Di Biase v. 1004904 Ontario Limited O/A Canada Pure Water Co. Ltd, 2019 HRTO 1005
This Application alleges discrimination in employment because of disability contrary to the Human Rights Code, R.S.O. 1990, c. H.19, as amended (“the Code”). The applicant was ordered by his physician to be off work for four weeks following a heart attack and he informed his employer, the respondent. The applicant did work for the respondent while he was off work. In the time that he was off there was some dispute about the hours for which he would be paid for. When the applicant returned to work, he was notified that he was being terminated due to his ongoing health concerns. The legal test applied to determine whether an employee has experience discrimination in employment because of disability was whether: (1) The employee has or had a disability; (2) The employee experienced an adverse impact; and (3) The fact that the employee has or had a disability was a factor that contributed to the adverse impact.
The Tribunal confirmed that even if an employer terminates the employment relationship because the employee has had a disability, the termination is discriminatory whether or not there is an actual disability at the time of the termination. The Tribunal further found that there was no evidence of any other reason why the applicant’s employment would have been terminated at that time. The applicant’s inference that this was done due to his disability was therefore clear based on the sequence of events. The Tribunal concluded that the applicant was entitled to loss wages of $93,431 as well as $10,000 of compensation for injury to dignity, feelings and self-respect.
Yvette Beals and 3268073 Nova Scotia Limited o/a Dartmouth Comfort Inn (Windmill Road location) and The Nova Scotia Human Rights Commission
This decision involves an application alleging that the respondent discriminated against the Applicant, Yvette Beals, on the basis of mental disability in employment contrary to s. 13 of the Human Rights Act, RSNS 1989, c 214 . In this matter, the applicant alleged that Darmouth Comfort Inn terminated Ms. Beals from employment on October 13, 2017 and she filed a complaint with the Nova Scotia Human Rights Commission on December 23, 2017.
Ms. Beals felt that she was performing her job tasks competently, however, she experienced anxiety and distress that she attributed to her work at the front desk of the Inn. Ms. Beals asked for her hours to be reduced, and eventually she visited a physician who believed that she needed to take time off of work entirely.
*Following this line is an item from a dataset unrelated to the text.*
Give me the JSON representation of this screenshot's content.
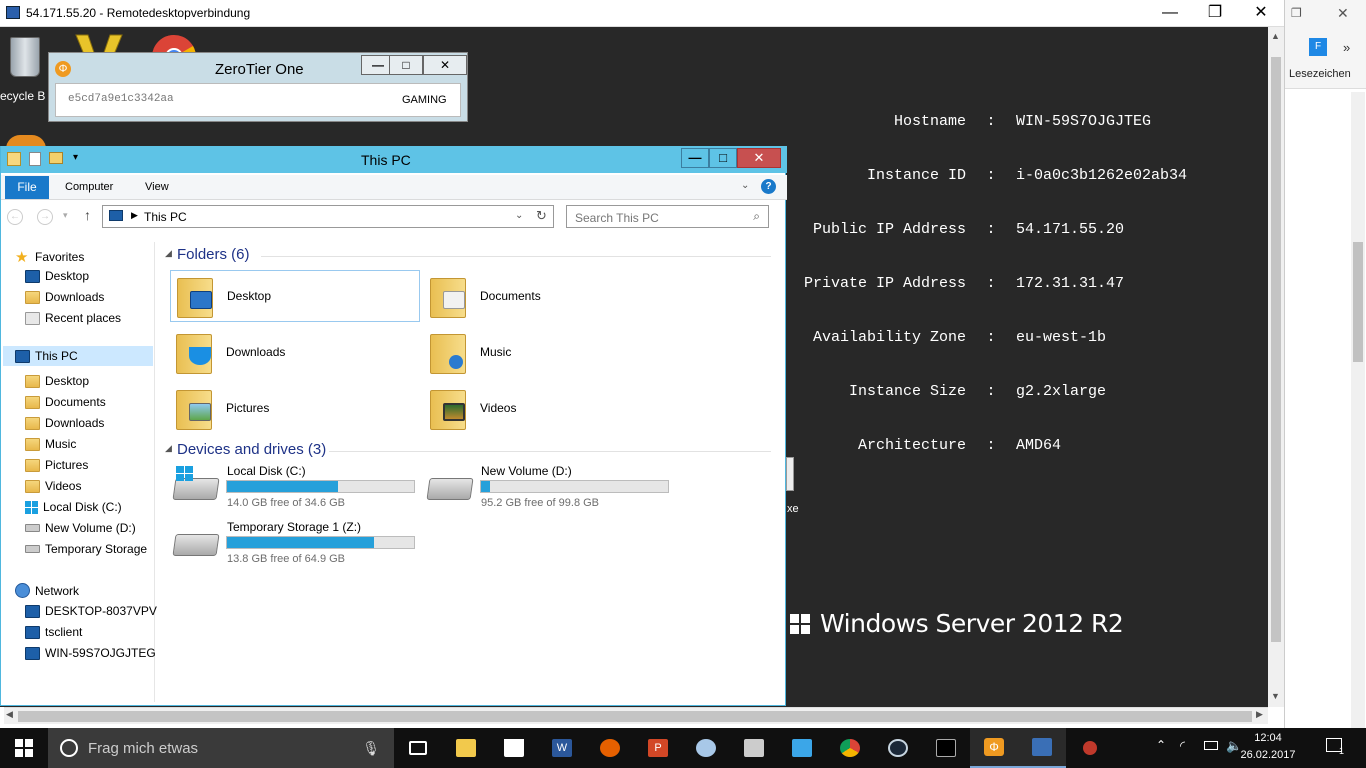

There were no discussions on the telephone or in writing about terminating Ms Beals’ employment when she went off of work for health reasons. When Ms Beals was cleared to return to work several months later, the Inn staff advised that they did not have any work available for her and that they would pay her two weeks notice and terminate her employment. Ms. Beals was also advised that staff had been advocating for her not to be brought back on as an employee.
The Commission believed that Ms. Beals did establish that she had a mental disability and that the Inn staff knew about her mental distress. When Ms. Beals notified the Inn that she was able to return to work, the negative response was immediate and abrupt. There was no inquiry about Ms. Beals’ health. The Board of Inquiry held that the parties should move forward with a mediation between themselves with the assistance of the Commission to determine whether there is an avenue for Ms. Beals to return to employment, or alternatively whether she could receive termination pay.